Material for this task
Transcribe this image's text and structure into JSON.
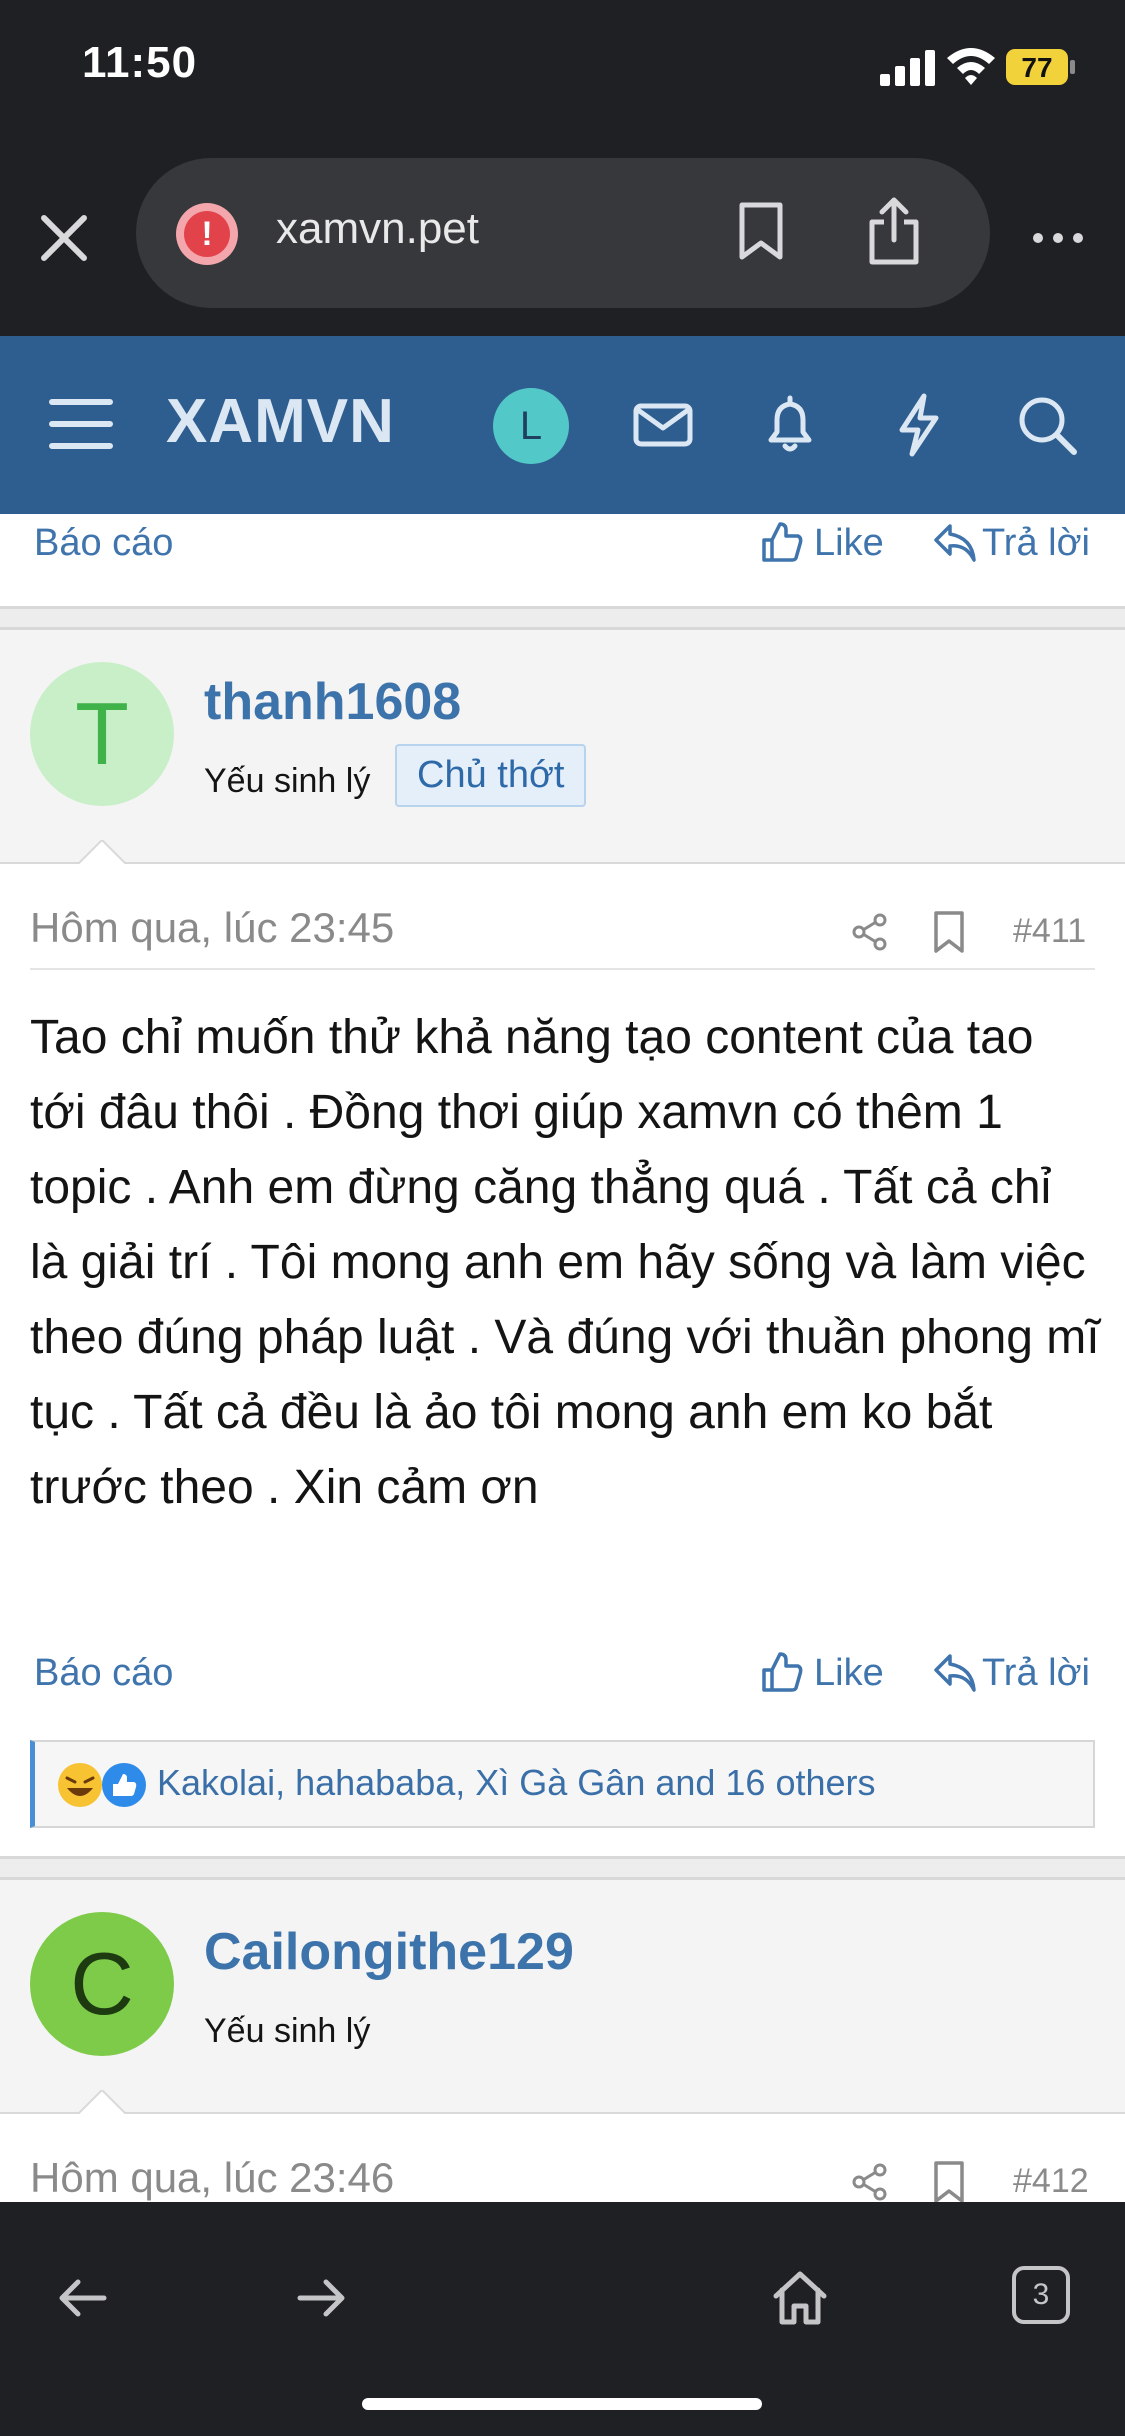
{
  "status": {
    "time": "11:50",
    "battery": "77"
  },
  "browser": {
    "url": "xamvn.pet"
  },
  "site": {
    "logo": "XAMVN",
    "avatar_letter": "L"
  },
  "actions": {
    "report": "Báo cáo",
    "like": "Like",
    "reply": "Trả lời"
  },
  "post1": {
    "avatar_letter": "T",
    "username": "thanh1608",
    "user_title": "Yếu sinh lý",
    "badge": "Chủ thớt",
    "date": "Hôm qua, lúc 23:45",
    "number": "#411",
    "body": "Tao chỉ muốn thử khả năng tạo content của tao tới đâu thôi . Đồng thơi giúp xamvn có thêm 1 topic . Anh em đừng căng thẳng quá . Tất cả chỉ là giải trí . Tôi mong anh em hãy sống và làm việc theo đúng pháp luật . Và đúng với thuần phong mĩ tục . Tất cả đều là ảo tôi mong anh em ko bắt trước theo . Xin cảm ơn",
    "reactions": "Kakolai, hahababa, Xì Gà Gân and 16 others"
  },
  "post2": {
    "avatar_letter": "C",
    "username": "Cailongithe129",
    "user_title": "Yếu sinh lý",
    "date": "Hôm qua, lúc 23:46",
    "number": "#412"
  },
  "toolbar": {
    "tab_count": "3"
  },
  "icons": [
    "close-icon",
    "alert-icon",
    "bookmark-icon",
    "share-icon",
    "more-icon",
    "menu-icon",
    "mail-icon",
    "bell-icon",
    "lightning-icon",
    "search-icon",
    "thumbs-up-icon",
    "reply-icon",
    "back-icon",
    "forward-icon",
    "home-icon",
    "tabs-icon"
  ]
}
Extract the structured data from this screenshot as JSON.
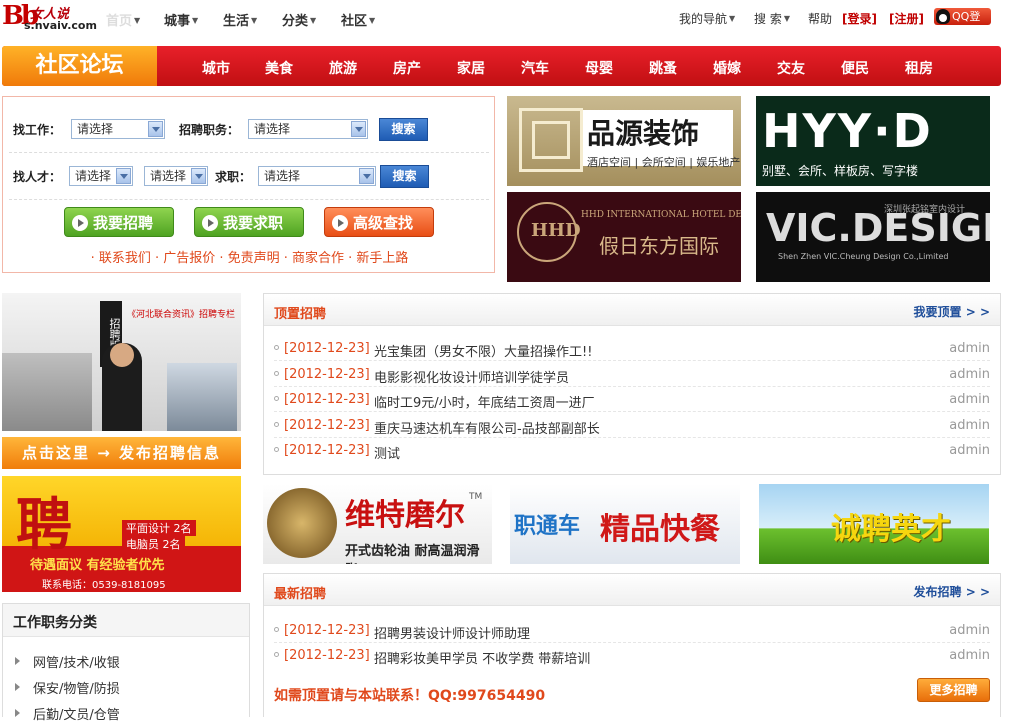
{
  "logo": {
    "letters": "Bb",
    "name": "女人说",
    "domain": "s.nvaiv.com"
  },
  "topnav": [
    {
      "label": "首页"
    },
    {
      "label": "城事"
    },
    {
      "label": "生活"
    },
    {
      "label": "分类"
    },
    {
      "label": "社区"
    }
  ],
  "rightnav": {
    "my_nav": "我的导航",
    "search": "搜 索",
    "help": "帮助",
    "login": "[登录]",
    "register": "[注册]",
    "qq_login": "QQ登录"
  },
  "mainnav": {
    "forum": "社区论坛",
    "items": [
      "城市",
      "美食",
      "旅游",
      "房产",
      "家居",
      "汽车",
      "母婴",
      "跳蚤",
      "婚嫁",
      "交友",
      "便民",
      "租房"
    ]
  },
  "search": {
    "find_job_label": "找工作：",
    "position_label": "招聘职务：",
    "find_talent_label": "找人才：",
    "seek_label": "求职：",
    "select_placeholder": "请选择",
    "search_button": "搜索",
    "recruit_button": "我要招聘",
    "apply_button": "我要求职",
    "advanced_button": "高级查找",
    "links": "· 联系我们 · 广告报价 · 免责声明 · 商家合作 · 新手上路"
  },
  "ads": {
    "pinyuan": {
      "title": "品源装饰",
      "sub": "酒店空间 | 会所空间 | 娱乐地产"
    },
    "hyy": {
      "title": "HYY·D",
      "sub": "别墅、会所、样板房、写字楼"
    },
    "hhd": {
      "en": "HHD INTERNATIONAL HOTEL DESIGNER",
      "cn": "假日东方国际",
      "mark": "HHD"
    },
    "vic": {
      "title": "VIC.DESIGN",
      "cn": "深圳张起铭室内设计",
      "en": "Shen Zhen VIC.Cheung Design Co.,Limited"
    },
    "weite": {
      "title": "维特磨尔",
      "tm": "TM",
      "sub": "开式齿轮油 耐高温润滑脂"
    },
    "zhitong": {
      "a": "职通车",
      "b": "精品快餐"
    },
    "chengpin": {
      "title": "诚聘英才"
    },
    "left1": {
      "tag": "招聘版",
      "sub": "《河北联合资讯》招聘专栏"
    },
    "left_button": "点击这里 → 发布招聘信息",
    "left2": {
      "big": "聘",
      "l1": "平面设计 2名",
      "l2": "电脑员 2名",
      "l3": "待遇面议 有经验者优先",
      "phone": "联系电话：0539-8181095"
    }
  },
  "top_jobs": {
    "title": "顶置招聘",
    "more": "我要顶置 > >",
    "rows": [
      {
        "date": "[2012-12-23]",
        "title": "光宝集团（男女不限）大量招操作工!!",
        "author": "admin"
      },
      {
        "date": "[2012-12-23]",
        "title": "电影影视化妆设计师培训学徒学员",
        "author": "admin"
      },
      {
        "date": "[2012-12-23]",
        "title": "临时工9元/小时，年底结工资周一进厂",
        "author": "admin"
      },
      {
        "date": "[2012-12-23]",
        "title": "重庆马速达机车有限公司-品技部副部长",
        "author": "admin"
      },
      {
        "date": "[2012-12-23]",
        "title": "测试",
        "author": "admin"
      }
    ]
  },
  "latest_jobs": {
    "title": "最新招聘",
    "more": "发布招聘 > >",
    "rows": [
      {
        "date": "[2012-12-23]",
        "title": "招聘男装设计师设计师助理",
        "author": "admin"
      },
      {
        "date": "[2012-12-23]",
        "title": "招聘彩妆美甲学员 不收学费 带薪培训",
        "author": "admin"
      }
    ],
    "note": "如需顶置请与本站联系！QQ:997654490",
    "more_button": "更多招聘"
  },
  "job_categories": {
    "title": "工作职务分类",
    "items": [
      "网管/技术/收银",
      "保安/物管/防损",
      "后勤/文员/仓管"
    ]
  }
}
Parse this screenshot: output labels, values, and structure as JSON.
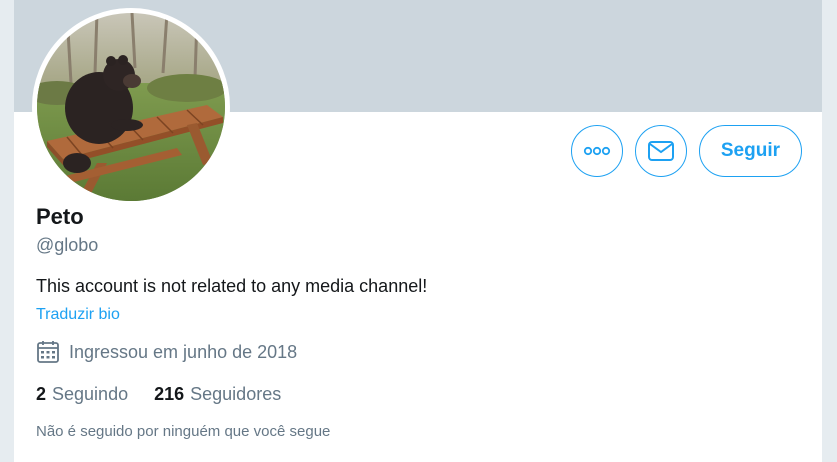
{
  "profile": {
    "name": "Peto",
    "handle": "@globo",
    "bio": "This account is not related to any media channel!",
    "translate_bio": "Traduzir bio",
    "joined": "Ingressou em junho de 2018",
    "following_count": "2",
    "following_label": "Seguindo",
    "followers_count": "216",
    "followers_label": "Seguidores",
    "followed_by_note": "Não é seguido por ninguém que você segue"
  },
  "actions": {
    "more_icon": "more-dots-icon",
    "message_icon": "envelope-icon",
    "follow_label": "Seguir"
  },
  "colors": {
    "accent": "#1da1f2",
    "banner": "#ccd6dd",
    "secondary_text": "#657786",
    "primary_text": "#14171a"
  }
}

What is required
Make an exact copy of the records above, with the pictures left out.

Task result
Transcribe this image's text and structure into JSON.
{
  "status": {
    "time": "11:50",
    "battery": "77"
  },
  "browser": {
    "url": "xamvn.pet"
  },
  "site": {
    "logo": "XAMVN",
    "avatar_letter": "L"
  },
  "actions": {
    "report": "Báo cáo",
    "like": "Like",
    "reply": "Trả lời"
  },
  "post1": {
    "avatar_letter": "T",
    "username": "thanh1608",
    "user_title": "Yếu sinh lý",
    "badge": "Chủ thớt",
    "date": "Hôm qua, lúc 23:45",
    "number": "#411",
    "body": "Tao chỉ muốn thử khả năng tạo content của tao tới đâu thôi . Đồng thơi giúp xamvn có thêm 1 topic . Anh em đừng căng thẳng quá . Tất cả chỉ là giải trí . Tôi mong anh em hãy sống và làm việc theo đúng pháp luật . Và đúng với thuần phong mĩ tục . Tất cả đều là ảo tôi mong anh em ko bắt trước theo . Xin cảm ơn",
    "reactions": "Kakolai, hahababa, Xì Gà Gân and 16 others"
  },
  "post2": {
    "avatar_letter": "C",
    "username": "Cailongithe129",
    "user_title": "Yếu sinh lý",
    "date": "Hôm qua, lúc 23:46",
    "number": "#412"
  },
  "toolbar": {
    "tab_count": "3"
  },
  "icons": [
    "close-icon",
    "alert-icon",
    "bookmark-icon",
    "share-icon",
    "more-icon",
    "menu-icon",
    "mail-icon",
    "bell-icon",
    "lightning-icon",
    "search-icon",
    "thumbs-up-icon",
    "reply-icon",
    "back-icon",
    "forward-icon",
    "home-icon",
    "tabs-icon"
  ]
}
Extract the structured data from this screenshot as JSON.
{
  "logo": {
    "letters": "Bb",
    "name": "女人说",
    "domain": "s.nvaiv.com"
  },
  "topnav": [
    {
      "label": "首页"
    },
    {
      "label": "城事"
    },
    {
      "label": "生活"
    },
    {
      "label": "分类"
    },
    {
      "label": "社区"
    }
  ],
  "rightnav": {
    "my_nav": "我的导航",
    "search": "搜 索",
    "help": "帮助",
    "login": "[登录]",
    "register": "[注册]",
    "qq_login": "QQ登录"
  },
  "mainnav": {
    "forum": "社区论坛",
    "items": [
      "城市",
      "美食",
      "旅游",
      "房产",
      "家居",
      "汽车",
      "母婴",
      "跳蚤",
      "婚嫁",
      "交友",
      "便民",
      "租房"
    ]
  },
  "search": {
    "find_job_label": "找工作：",
    "position_label": "招聘职务：",
    "find_talent_label": "找人才：",
    "seek_label": "求职：",
    "select_placeholder": "请选择",
    "search_button": "搜索",
    "recruit_button": "我要招聘",
    "apply_button": "我要求职",
    "advanced_button": "高级查找",
    "links": "· 联系我们 · 广告报价 · 免责声明 · 商家合作 · 新手上路"
  },
  "ads": {
    "pinyuan": {
      "title": "品源装饰",
      "sub": "酒店空间 | 会所空间 | 娱乐地产"
    },
    "hyy": {
      "title": "HYY·D",
      "sub": "别墅、会所、样板房、写字楼"
    },
    "hhd": {
      "en": "HHD INTERNATIONAL HOTEL DESIGNER",
      "cn": "假日东方国际",
      "mark": "HHD"
    },
    "vic": {
      "title": "VIC.DESIGN",
      "cn": "深圳张起铭室内设计",
      "en": "Shen Zhen VIC.Cheung Design Co.,Limited"
    },
    "weite": {
      "title": "维特磨尔",
      "tm": "TM",
      "sub": "开式齿轮油 耐高温润滑脂"
    },
    "zhitong": {
      "a": "职通车",
      "b": "精品快餐"
    },
    "chengpin": {
      "title": "诚聘英才"
    },
    "left1": {
      "tag": "招聘版",
      "sub": "《河北联合资讯》招聘专栏"
    },
    "left_button": "点击这里 → 发布招聘信息",
    "left2": {
      "big": "聘",
      "l1": "平面设计 2名",
      "l2": "电脑员 2名",
      "l3": "待遇面议 有经验者优先",
      "phone": "联系电话：0539-8181095"
    }
  },
  "top_jobs": {
    "title": "顶置招聘",
    "more": "我要顶置 > >",
    "rows": [
      {
        "date": "[2012-12-23]",
        "title": "光宝集团（男女不限）大量招操作工!!",
        "author": "admin"
      },
      {
        "date": "[2012-12-23]",
        "title": "电影影视化妆设计师培训学徒学员",
        "author": "admin"
      },
      {
        "date": "[2012-12-23]",
        "title": "临时工9元/小时，年底结工资周一进厂",
        "author": "admin"
      },
      {
        "date": "[2012-12-23]",
        "title": "重庆马速达机车有限公司-品技部副部长",
        "author": "admin"
      },
      {
        "date": "[2012-12-23]",
        "title": "测试",
        "author": "admin"
      }
    ]
  },
  "latest_jobs": {
    "title": "最新招聘",
    "more": "发布招聘 > >",
    "rows": [
      {
        "date": "[2012-12-23]",
        "title": "招聘男装设计师设计师助理",
        "author": "admin"
      },
      {
        "date": "[2012-12-23]",
        "title": "招聘彩妆美甲学员 不收学费 带薪培训",
        "author": "admin"
      }
    ],
    "note": "如需顶置请与本站联系！QQ:997654490",
    "more_button": "更多招聘"
  },
  "job_categories": {
    "title": "工作职务分类",
    "items": [
      "网管/技术/收银",
      "保安/物管/防损",
      "后勤/文员/仓管"
    ]
  }
}
Parse this screenshot: output labels, values, and structure as JSON.
{
  "profile": {
    "name": "Peto",
    "handle": "@globo",
    "bio": "This account is not related to any media channel!",
    "translate_bio": "Traduzir bio",
    "joined": "Ingressou em junho de 2018",
    "following_count": "2",
    "following_label": "Seguindo",
    "followers_count": "216",
    "followers_label": "Seguidores",
    "followed_by_note": "Não é seguido por ninguém que você segue"
  },
  "actions": {
    "more_icon": "more-dots-icon",
    "message_icon": "envelope-icon",
    "follow_label": "Seguir"
  },
  "colors": {
    "accent": "#1da1f2",
    "banner": "#ccd6dd",
    "secondary_text": "#657786",
    "primary_text": "#14171a"
  }
}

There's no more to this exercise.